First of all, you may be thinking, what's a base? Well, it's kind of hard to explain.  To the best of my knowledge, a base is how many digits you use when writing numbers.

When a number x is written in base n, it is written xn.

When we say that a base is how many digits you can use, we mean that if a number is in base 3, then we cannot use the digit 3, or any higher ones (because digits start at 0, not 1, so you can use 0, 1, and 2).  We use base 10, also called the decimal system.

So what digits can we use for base 2 (also called binary: it is what computers are written in)? 0 and 1
For base 4? 0, 1, 2, and 3
For base 6? 0, 1, 2, 3, 4, and 5

What about base 16? Well we obviously don't have 16 digits.  Base 16 is also called hexadecimal.  It uses the digits 0=9, but for the 6 digits it uses that we don't have (10, 11, 12, 13, 14, and 15), it uses the letters A, B, C, D, E, and F, respectively.

First I will show how to convert any base to base 10, and then from base 10 to any base.  So first let's take a number in a base...say 2013.

Now stay with me on this.  First we count each place (digit) in the number from right to left starting at 0.
2 0 1
2 1 0
Then, since it is base 3, we multiply each digit by 3m, where m is the number we just counted for it.
1 * 30 = 1 * 1 = 1
0 * 31 = 0 * 3 = 0
2 * 32 = 2 * 9 = 18

Now we add the products up.
1 + 0 + 18 = 19
So 2013 = 1910.

Try another: 1101012
1 => 0, 0 => 1, 1 => 2, 0 => 3, 1 => 4, 1 => 5
(1*20) + (0 * 21) + (1*22) + (0*23) + (1*24) + (1*25) =
1 + 0 + 4 + 0 + 16 + 32 = 53
1101012 = 5310

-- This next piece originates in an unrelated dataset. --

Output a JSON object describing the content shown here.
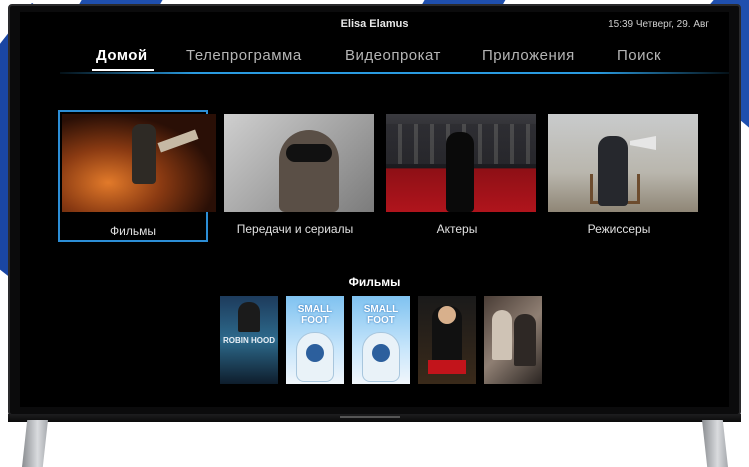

If you want to try some more, the answers without explanations (sorry) are on a separate page.
1. 4567
2. 256
3. 1005
4. 1A216